## YOUR INSTRUCTIONS
If a line in the entries below contains "chevron", copy it.

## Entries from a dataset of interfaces
::::::::::

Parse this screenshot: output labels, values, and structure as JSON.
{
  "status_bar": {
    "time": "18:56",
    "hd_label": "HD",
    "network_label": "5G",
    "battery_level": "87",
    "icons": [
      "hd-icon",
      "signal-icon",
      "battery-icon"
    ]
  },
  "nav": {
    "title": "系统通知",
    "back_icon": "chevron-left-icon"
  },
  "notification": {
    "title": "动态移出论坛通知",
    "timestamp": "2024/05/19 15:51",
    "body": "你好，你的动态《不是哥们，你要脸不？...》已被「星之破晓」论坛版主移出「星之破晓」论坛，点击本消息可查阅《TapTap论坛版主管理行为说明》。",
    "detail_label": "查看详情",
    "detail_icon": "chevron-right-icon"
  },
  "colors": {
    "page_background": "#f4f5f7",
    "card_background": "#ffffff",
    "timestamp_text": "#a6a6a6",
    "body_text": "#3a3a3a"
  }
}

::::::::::

## YOUR SOLUTION
    "back_icon": "chevron-left-icon"
    "detail_icon": "chevron-right-icon"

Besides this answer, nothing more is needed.